Farrell became a focal point for criticism from the team's fan base and some in the media when the Red Sox struggled to separate themselves from the rest of the American League East in the first half of the season.

After winning a World Series in his first season at the Sox' helm in 2013, Farrell managed the Sox to a last-place finish in 2014, and the team was mired in the East basement in mid-August of 2015 when it was revealed that Farrell was battling lymphoma.

He took a leave of absence for the final seven weeks of the season and when the team's record improved under Lovullo, acting as interim manager, the pressure on Farrell was turned up for 2016, with Lovullo, Farrell's long-time friend, seen as the heir apparent should the team under-perform.

That pressure remained hot until the final month when a hot streak vaulted the Sox into first place and carried them into the post-season, where the team was swept out of the Division Series by Cleveland.

"I'm thrilled that (the option) has been exercised, obviously,'' said Farrell. "I love the city, the organization, the players that we have.

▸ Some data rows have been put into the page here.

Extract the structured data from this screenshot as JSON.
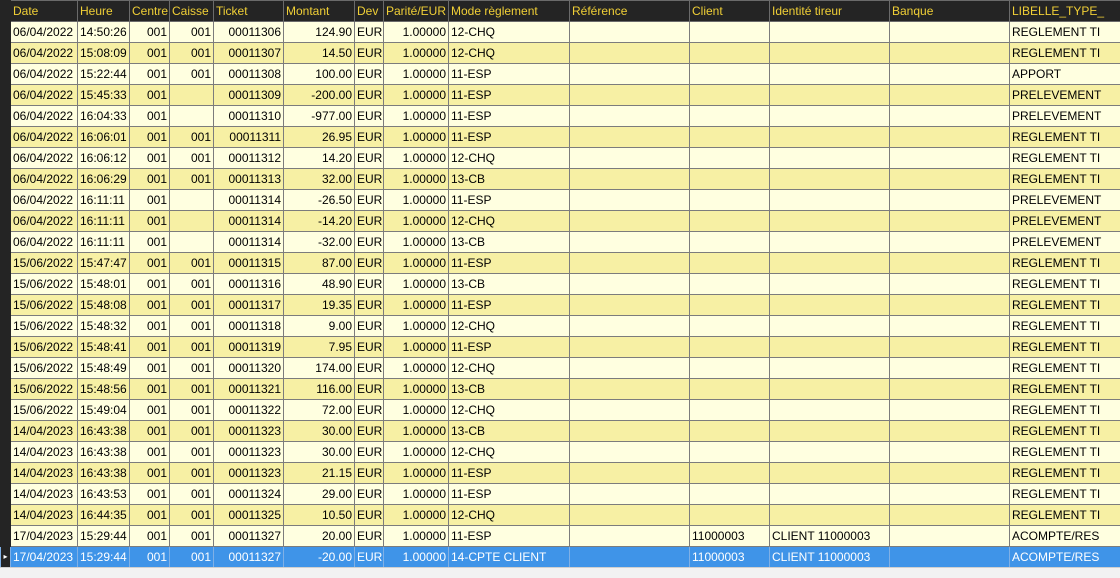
{
  "grid": {
    "columns": [
      "Date",
      "Heure",
      "Centre",
      "Caisse",
      "Ticket",
      "Montant",
      "Dev",
      "Parité/EUR",
      "Mode règlement",
      "Référence",
      "Client",
      "Identité tireur",
      "Banque",
      "LIBELLE_TYPE_"
    ],
    "selected_row_marker": "▸",
    "rows": [
      [
        "06/04/2022",
        "14:50:26",
        "001",
        "001",
        "00011306",
        "124.90",
        "EUR",
        "1.00000",
        "12-CHQ",
        "",
        "",
        "",
        "",
        "REGLEMENT TI"
      ],
      [
        "06/04/2022",
        "15:08:09",
        "001",
        "001",
        "00011307",
        "14.50",
        "EUR",
        "1.00000",
        "12-CHQ",
        "",
        "",
        "",
        "",
        "REGLEMENT TI"
      ],
      [
        "06/04/2022",
        "15:22:44",
        "001",
        "001",
        "00011308",
        "100.00",
        "EUR",
        "1.00000",
        "11-ESP",
        "",
        "",
        "",
        "",
        "APPORT"
      ],
      [
        "06/04/2022",
        "15:45:33",
        "001",
        "",
        "00011309",
        "-200.00",
        "EUR",
        "1.00000",
        "11-ESP",
        "",
        "",
        "",
        "",
        "PRELEVEMENT"
      ],
      [
        "06/04/2022",
        "16:04:33",
        "001",
        "",
        "00011310",
        "-977.00",
        "EUR",
        "1.00000",
        "11-ESP",
        "",
        "",
        "",
        "",
        "PRELEVEMENT"
      ],
      [
        "06/04/2022",
        "16:06:01",
        "001",
        "001",
        "00011311",
        "26.95",
        "EUR",
        "1.00000",
        "11-ESP",
        "",
        "",
        "",
        "",
        "REGLEMENT TI"
      ],
      [
        "06/04/2022",
        "16:06:12",
        "001",
        "001",
        "00011312",
        "14.20",
        "EUR",
        "1.00000",
        "12-CHQ",
        "",
        "",
        "",
        "",
        "REGLEMENT TI"
      ],
      [
        "06/04/2022",
        "16:06:29",
        "001",
        "001",
        "00011313",
        "32.00",
        "EUR",
        "1.00000",
        "13-CB",
        "",
        "",
        "",
        "",
        "REGLEMENT TI"
      ],
      [
        "06/04/2022",
        "16:11:11",
        "001",
        "",
        "00011314",
        "-26.50",
        "EUR",
        "1.00000",
        "11-ESP",
        "",
        "",
        "",
        "",
        "PRELEVEMENT"
      ],
      [
        "06/04/2022",
        "16:11:11",
        "001",
        "",
        "00011314",
        "-14.20",
        "EUR",
        "1.00000",
        "12-CHQ",
        "",
        "",
        "",
        "",
        "PRELEVEMENT"
      ],
      [
        "06/04/2022",
        "16:11:11",
        "001",
        "",
        "00011314",
        "-32.00",
        "EUR",
        "1.00000",
        "13-CB",
        "",
        "",
        "",
        "",
        "PRELEVEMENT"
      ],
      [
        "15/06/2022",
        "15:47:47",
        "001",
        "001",
        "00011315",
        "87.00",
        "EUR",
        "1.00000",
        "11-ESP",
        "",
        "",
        "",
        "",
        "REGLEMENT TI"
      ],
      [
        "15/06/2022",
        "15:48:01",
        "001",
        "001",
        "00011316",
        "48.90",
        "EUR",
        "1.00000",
        "13-CB",
        "",
        "",
        "",
        "",
        "REGLEMENT TI"
      ],
      [
        "15/06/2022",
        "15:48:08",
        "001",
        "001",
        "00011317",
        "19.35",
        "EUR",
        "1.00000",
        "11-ESP",
        "",
        "",
        "",
        "",
        "REGLEMENT TI"
      ],
      [
        "15/06/2022",
        "15:48:32",
        "001",
        "001",
        "00011318",
        "9.00",
        "EUR",
        "1.00000",
        "12-CHQ",
        "",
        "",
        "",
        "",
        "REGLEMENT TI"
      ],
      [
        "15/06/2022",
        "15:48:41",
        "001",
        "001",
        "00011319",
        "7.95",
        "EUR",
        "1.00000",
        "11-ESP",
        "",
        "",
        "",
        "",
        "REGLEMENT TI"
      ],
      [
        "15/06/2022",
        "15:48:49",
        "001",
        "001",
        "00011320",
        "174.00",
        "EUR",
        "1.00000",
        "12-CHQ",
        "",
        "",
        "",
        "",
        "REGLEMENT TI"
      ],
      [
        "15/06/2022",
        "15:48:56",
        "001",
        "001",
        "00011321",
        "116.00",
        "EUR",
        "1.00000",
        "13-CB",
        "",
        "",
        "",
        "",
        "REGLEMENT TI"
      ],
      [
        "15/06/2022",
        "15:49:04",
        "001",
        "001",
        "00011322",
        "72.00",
        "EUR",
        "1.00000",
        "12-CHQ",
        "",
        "",
        "",
        "",
        "REGLEMENT TI"
      ],
      [
        "14/04/2023",
        "16:43:38",
        "001",
        "001",
        "00011323",
        "30.00",
        "EUR",
        "1.00000",
        "13-CB",
        "",
        "",
        "",
        "",
        "REGLEMENT TI"
      ],
      [
        "14/04/2023",
        "16:43:38",
        "001",
        "001",
        "00011323",
        "30.00",
        "EUR",
        "1.00000",
        "12-CHQ",
        "",
        "",
        "",
        "",
        "REGLEMENT TI"
      ],
      [
        "14/04/2023",
        "16:43:38",
        "001",
        "001",
        "00011323",
        "21.15",
        "EUR",
        "1.00000",
        "11-ESP",
        "",
        "",
        "",
        "",
        "REGLEMENT TI"
      ],
      [
        "14/04/2023",
        "16:43:53",
        "001",
        "001",
        "00011324",
        "29.00",
        "EUR",
        "1.00000",
        "11-ESP",
        "",
        "",
        "",
        "",
        "REGLEMENT TI"
      ],
      [
        "14/04/2023",
        "16:44:35",
        "001",
        "001",
        "00011325",
        "10.50",
        "EUR",
        "1.00000",
        "12-CHQ",
        "",
        "",
        "",
        "",
        "REGLEMENT TI"
      ],
      [
        "17/04/2023",
        "15:29:44",
        "001",
        "001",
        "00011327",
        "20.00",
        "EUR",
        "1.00000",
        "11-ESP",
        "",
        "11000003",
        "CLIENT  11000003",
        "",
        "ACOMPTE/RES"
      ],
      [
        "17/04/2023",
        "15:29:44",
        "001",
        "001",
        "00011327",
        "-20.00",
        "EUR",
        "1.00000",
        "14-CPTE CLIENT",
        "",
        "11000003",
        "CLIENT  11000003",
        "",
        "ACOMPTE/RES"
      ]
    ],
    "selected_index": 25
  },
  "colors": {
    "header_bg": "#242424",
    "header_text": "#f0cf36",
    "row_light": "#ffffe0",
    "row_dark": "#f7f0a4",
    "selection": "#3f94e8"
  }
}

This is an exciting young team - the young core group of players that we talk about is developing year after year.

"(This was the) first full year that Dave and I had a chance to work together and I appreciate his confidence...We addressed and faced a lot of challenges over the course of the season and we came out of it stronger and in a better place.''

Farrell maintained that "the status of my contract never changed (how I managed) day-in, day-out. And it won't going forward. My focus is what we can do (on a given) night to win a game and put our players in the best position to succeed. And that won't change.''

In four years, Farrell owns a 339-309 record (.523 winning percentage). He joined Joe Morgan as the only Red Sox managers to guide the team to multiple division titles.


Market for Encarnacion is shrinking, yet Red Sox still don't seem interested

Market for Encarnacion is shrinking, yet Red Sox still don't seem interested

NATIONAL HARBOR, Md. -- As the annual winter meetings get underway today, the market for arguably the best free-agent hitter may be -- against all logic -- lessening.

Edwin Encarnacion, who has averaged 39 homers a year over the last five seasons, should be a player in demand.

But in quick succession, the Houston Astros and New York Yankees, two teams thought to be in the market for Encarnacion, opted to go with older hitters who required shorter deals -- Carlos Beltran and Matt Holliday.

Further, the Toronto Blue Jays' signing of Steve Pearce to a two-year deal Monday, coupled with their earlier acquisition of Kendrys Morales, closes the door on a potential return to Toronto for Encarnacion.

Seemingly, all of that would position the Red Sox, in search of a DH to replace the retired David Ortiz, to swoop in and land Encarnacion for far less than they could have imagined only weeks ago.

And yet, it appears as though things would have to change considerably for the Red Sox to reach agreement with Encarnacion.

While the first baseman-DH is known to be Ortiz's first choice as his replacement, for now, the economics don't work for the Sox -- even as Enacarnacion's leverage drops.

Encarnacion is expecting a deal of at least four years, with an average annual value around $20 million.

The Red Sox, industry sources indicate, are very much mindful of the luxury tax threshold. The Sox have, however modestly, gone over the threshold in each of the last two seasons, and even with a bump due to last week's new CBA, the Sox are dangerously close to the 2018 limit of $195 million.

Should the Sox go over for a third straight year, their tax would similarly ratchet up.

That, and the fact that Encarnacion would cost the Sox their first-round pick next June -- for this offseason, compensation for players given a qualifying offer comes under the old CBA rules -- represents two huge disincentives.

It's far more likely that the Sox will seek a cheaper option at DH from among a group that includes Pedro Alvarez and Mike Napoli. Neither is in Encarnacion's class, but then again, neither would cost a draft pick in return, or the long-term investment that Encarnacion is said to be seeking.